Task goal – Please copy all of the data that follows exactly, leaving any pictures out.

Data in this exercise –
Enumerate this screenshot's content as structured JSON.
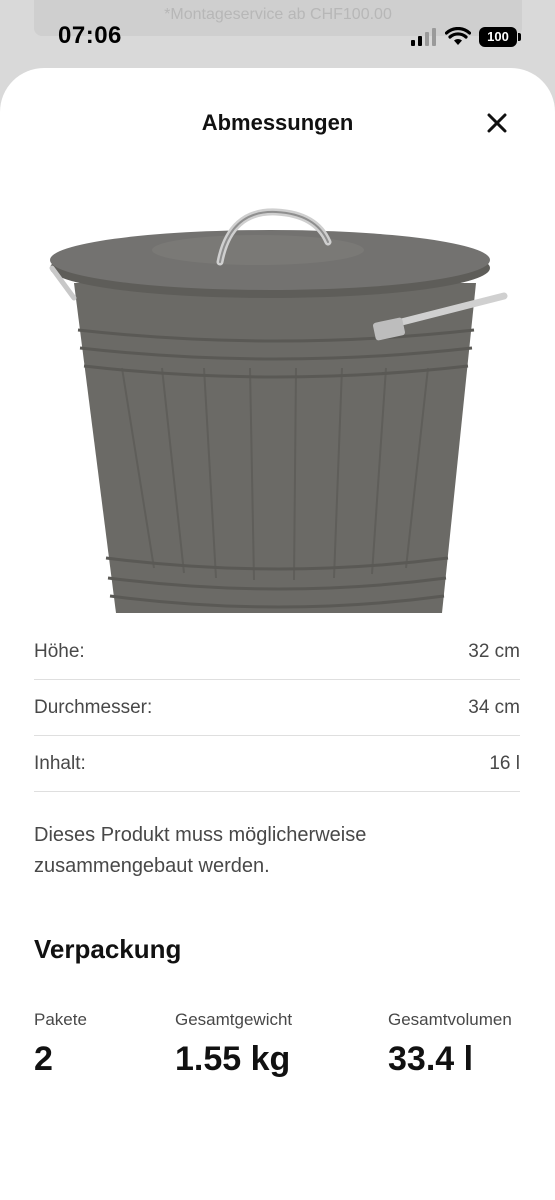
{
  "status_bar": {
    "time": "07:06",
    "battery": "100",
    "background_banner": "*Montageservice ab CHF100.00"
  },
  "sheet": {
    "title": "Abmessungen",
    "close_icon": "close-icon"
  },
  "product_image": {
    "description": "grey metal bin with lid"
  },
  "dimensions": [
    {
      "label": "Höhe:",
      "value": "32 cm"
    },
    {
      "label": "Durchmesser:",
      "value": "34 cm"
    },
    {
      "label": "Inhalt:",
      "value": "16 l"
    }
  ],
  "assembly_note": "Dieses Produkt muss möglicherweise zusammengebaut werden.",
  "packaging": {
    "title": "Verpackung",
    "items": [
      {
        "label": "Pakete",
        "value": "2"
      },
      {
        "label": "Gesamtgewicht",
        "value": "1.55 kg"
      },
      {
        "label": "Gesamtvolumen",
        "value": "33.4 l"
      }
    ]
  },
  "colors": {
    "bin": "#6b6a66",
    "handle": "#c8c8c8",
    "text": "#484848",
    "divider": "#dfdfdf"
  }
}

Response box –
Enumerate this screenshot's content as structured JSON.
{
  "status_bar": {
    "time": "07:06",
    "battery": "100",
    "background_banner": "*Montageservice ab CHF100.00"
  },
  "sheet": {
    "title": "Abmessungen",
    "close_icon": "close-icon"
  },
  "product_image": {
    "description": "grey metal bin with lid"
  },
  "dimensions": [
    {
      "label": "Höhe:",
      "value": "32 cm"
    },
    {
      "label": "Durchmesser:",
      "value": "34 cm"
    },
    {
      "label": "Inhalt:",
      "value": "16 l"
    }
  ],
  "assembly_note": "Dieses Produkt muss möglicherweise zusammengebaut werden.",
  "packaging": {
    "title": "Verpackung",
    "items": [
      {
        "label": "Pakete",
        "value": "2"
      },
      {
        "label": "Gesamtgewicht",
        "value": "1.55 kg"
      },
      {
        "label": "Gesamtvolumen",
        "value": "33.4 l"
      }
    ]
  },
  "colors": {
    "bin": "#6b6a66",
    "handle": "#c8c8c8",
    "text": "#484848",
    "divider": "#dfdfdf"
  }
}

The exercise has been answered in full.